:: DATA FOR THIS TASK ::
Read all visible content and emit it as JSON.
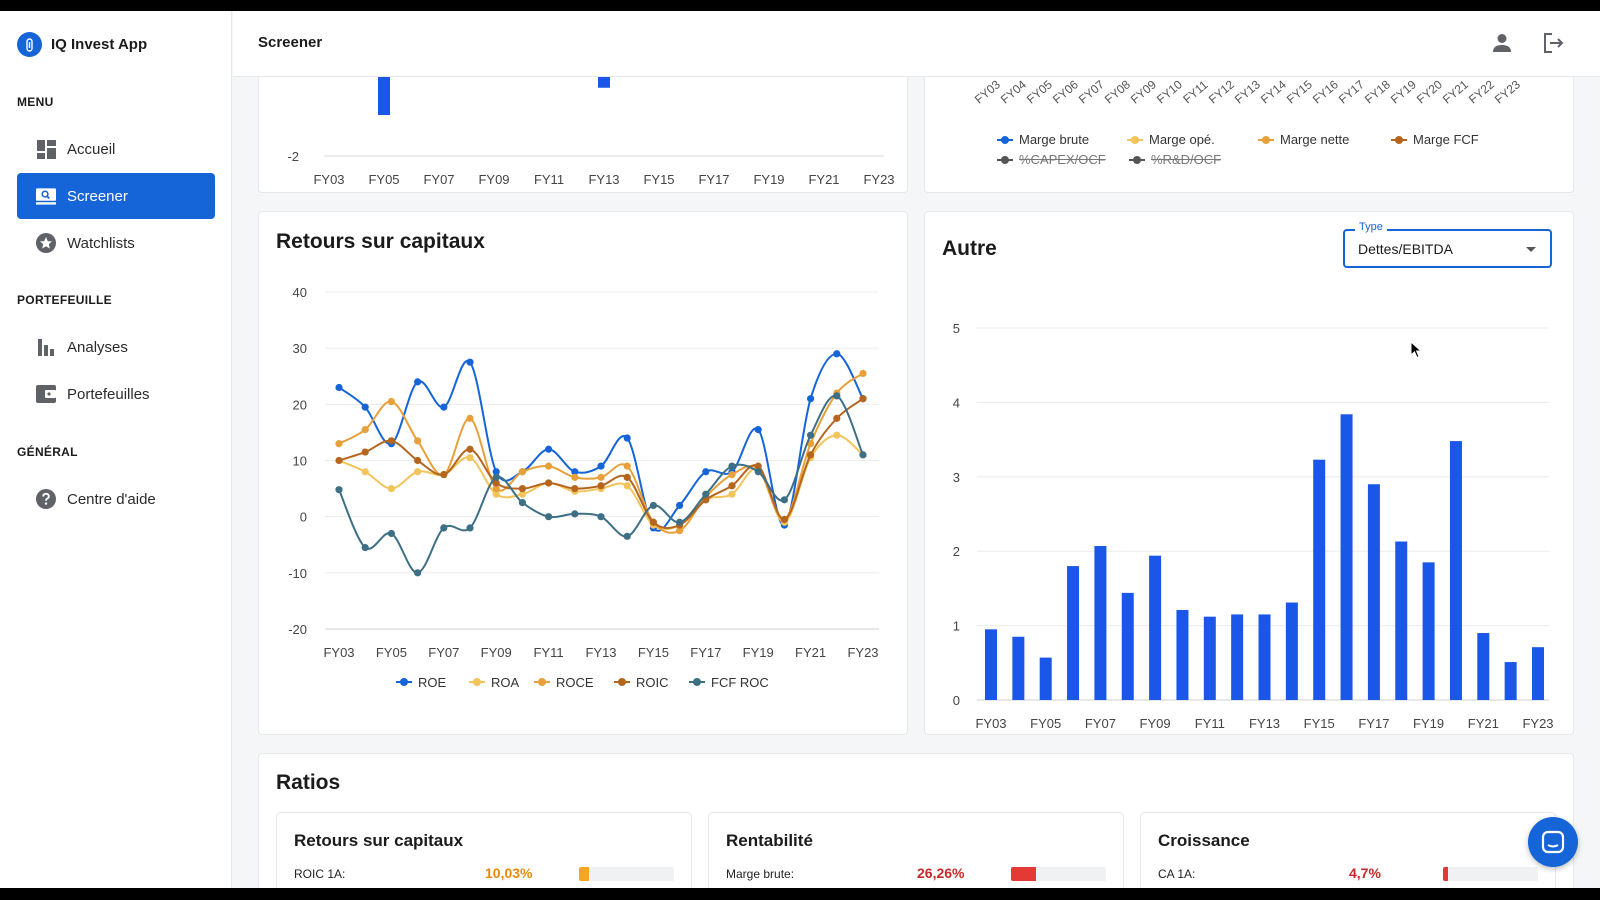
{
  "app": {
    "name": "IQ Invest App",
    "page_title": "Screener"
  },
  "sidebar": {
    "sections": [
      {
        "label": "MENU"
      },
      {
        "label": "PORTEFEUILLE"
      },
      {
        "label": "GÉNÉRAL"
      }
    ],
    "items": [
      {
        "label": "Accueil",
        "icon": "dashboard-icon"
      },
      {
        "label": "Screener",
        "icon": "screener-icon",
        "active": true
      },
      {
        "label": "Watchlists",
        "icon": "star-icon"
      },
      {
        "label": "Analyses",
        "icon": "bar-chart-icon"
      },
      {
        "label": "Portefeuilles",
        "icon": "wallet-icon"
      },
      {
        "label": "Centre d'aide",
        "icon": "help-icon"
      }
    ]
  },
  "cards": {
    "returns_title": "Retours sur capitaux",
    "other_title": "Autre",
    "ratios_title": "Ratios"
  },
  "type_select": {
    "label": "Type",
    "value": "Dettes/EBITDA"
  },
  "margins_legend": [
    {
      "name": "Marge brute",
      "color": "#1565d8",
      "hidden": false
    },
    {
      "name": "Marge opé.",
      "color": "#f2c45a",
      "hidden": false
    },
    {
      "name": "Marge nette",
      "color": "#e8a13a",
      "hidden": false
    },
    {
      "name": "Marge FCF",
      "color": "#b5651d",
      "hidden": false
    },
    {
      "name": "%CAPEX/OCF",
      "color": "#555555",
      "hidden": true
    },
    {
      "name": "%R&D/OCF",
      "color": "#555555",
      "hidden": true
    }
  ],
  "ratios": [
    {
      "title": "Retours sur capitaux",
      "label": "ROIC 1A:",
      "value": "10,03%",
      "value_color": "#e8890c",
      "fill": 0.1,
      "fill_color": "#f5a623"
    },
    {
      "title": "Rentabilité",
      "label": "Marge brute:",
      "value": "26,26%",
      "value_color": "#c62828",
      "fill": 0.26,
      "fill_color": "#e53935"
    },
    {
      "title": "Croissance",
      "label": "CA 1A:",
      "value": "4,7%",
      "value_color": "#c62828",
      "fill": 0.05,
      "fill_color": "#e53935"
    }
  ],
  "chart_data": [
    {
      "type": "bar",
      "title": "",
      "x": [
        "FY03",
        "FY04",
        "FY05",
        "FY06",
        "FY07",
        "FY08",
        "FY09",
        "FY10",
        "FY11",
        "FY12",
        "FY13",
        "FY14",
        "FY15",
        "FY16",
        "FY17",
        "FY18",
        "FY19",
        "FY20",
        "FY21",
        "FY22",
        "FY23"
      ],
      "x_tick_labels": [
        "FY03",
        "FY05",
        "FY07",
        "FY09",
        "FY11",
        "FY13",
        "FY15",
        "FY17",
        "FY19",
        "FY21",
        "FY23"
      ],
      "y_tick_labels": [
        "-2"
      ],
      "series": [
        {
          "values": [
            -0.2,
            -0.05,
            -1.1,
            -0.1,
            -0.1,
            0,
            0,
            0,
            0,
            0,
            -0.5,
            0,
            0,
            0,
            0,
            0,
            0,
            0,
            0,
            0,
            0
          ]
        }
      ]
    },
    {
      "type": "line",
      "title": "Retours sur capitaux",
      "x": [
        "FY03",
        "FY04",
        "FY05",
        "FY06",
        "FY07",
        "FY08",
        "FY09",
        "FY10",
        "FY11",
        "FY12",
        "FY13",
        "FY14",
        "FY15",
        "FY16",
        "FY17",
        "FY18",
        "FY19",
        "FY20",
        "FY21",
        "FY22",
        "FY23"
      ],
      "x_tick_labels": [
        "FY03",
        "FY05",
        "FY07",
        "FY09",
        "FY11",
        "FY13",
        "FY15",
        "FY17",
        "FY19",
        "FY21",
        "FY23"
      ],
      "ylim": [
        -20,
        40
      ],
      "y_ticks": [
        -20,
        -10,
        0,
        10,
        20,
        30,
        40
      ],
      "series": [
        {
          "name": "ROE",
          "color": "#1565d8",
          "values": [
            23,
            19.5,
            13,
            24,
            19.5,
            27.5,
            8,
            8,
            12,
            8,
            9,
            14,
            -2,
            2,
            8,
            8,
            15.5,
            -1.5,
            21,
            29,
            21
          ]
        },
        {
          "name": "ROA",
          "color": "#f2c45a",
          "values": [
            10,
            8,
            5,
            8,
            7.5,
            10.5,
            4,
            4,
            6,
            4.5,
            5,
            5.5,
            -1.5,
            -1.5,
            3,
            4,
            8.5,
            -1,
            10.5,
            14.5,
            11
          ]
        },
        {
          "name": "ROCE",
          "color": "#e8a13a",
          "values": [
            13,
            15.5,
            20.5,
            13.5,
            7.5,
            17.5,
            5,
            8,
            9,
            7,
            7,
            9,
            -1,
            -2.5,
            3.5,
            7.5,
            8.5,
            -0.5,
            13,
            22,
            25.5
          ]
        },
        {
          "name": "ROIC",
          "color": "#b5651d",
          "values": [
            10,
            11.5,
            13.5,
            10,
            7.5,
            12,
            6,
            5,
            6,
            5,
            5.5,
            7,
            -1,
            -1.5,
            3,
            5.5,
            9,
            -0.5,
            11,
            17.5,
            21
          ]
        },
        {
          "name": "FCF ROC",
          "color": "#3d6f85",
          "values": [
            4.8,
            -5.5,
            -3,
            -10,
            -2,
            -2,
            7,
            2.5,
            0,
            0.5,
            0,
            -3.5,
            2,
            -1,
            4,
            9,
            8,
            3,
            14.5,
            21.5,
            11
          ]
        }
      ]
    },
    {
      "type": "bar",
      "title": "Autre",
      "x": [
        "FY03",
        "FY04",
        "FY05",
        "FY06",
        "FY07",
        "FY08",
        "FY09",
        "FY10",
        "FY11",
        "FY12",
        "FY13",
        "FY14",
        "FY15",
        "FY16",
        "FY17",
        "FY18",
        "FY19",
        "FY20",
        "FY21",
        "FY22",
        "FY23"
      ],
      "x_tick_labels": [
        "FY03",
        "FY05",
        "FY07",
        "FY09",
        "FY11",
        "FY13",
        "FY15",
        "FY17",
        "FY19",
        "FY21",
        "FY23"
      ],
      "ylim": [
        0,
        5
      ],
      "y_ticks": [
        0,
        1,
        2,
        3,
        4,
        5
      ],
      "series": [
        {
          "name": "Dettes/EBITDA",
          "color": "#1a56e8",
          "values": [
            0.95,
            0.85,
            0.57,
            1.8,
            2.07,
            1.44,
            1.94,
            1.21,
            1.12,
            1.15,
            1.15,
            1.31,
            3.23,
            3.84,
            2.9,
            2.13,
            1.85,
            3.48,
            0.9,
            0.51,
            0.71
          ]
        }
      ]
    }
  ]
}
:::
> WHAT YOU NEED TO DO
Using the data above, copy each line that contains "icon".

> SOLUTION TO THE EXERCISE
        "icon": "dashboard-icon"
        "icon": "screener-icon",
        "icon": "star-icon"
        "icon": "bar-chart-icon"
        "icon": "wallet-icon"
        "icon": "help-icon"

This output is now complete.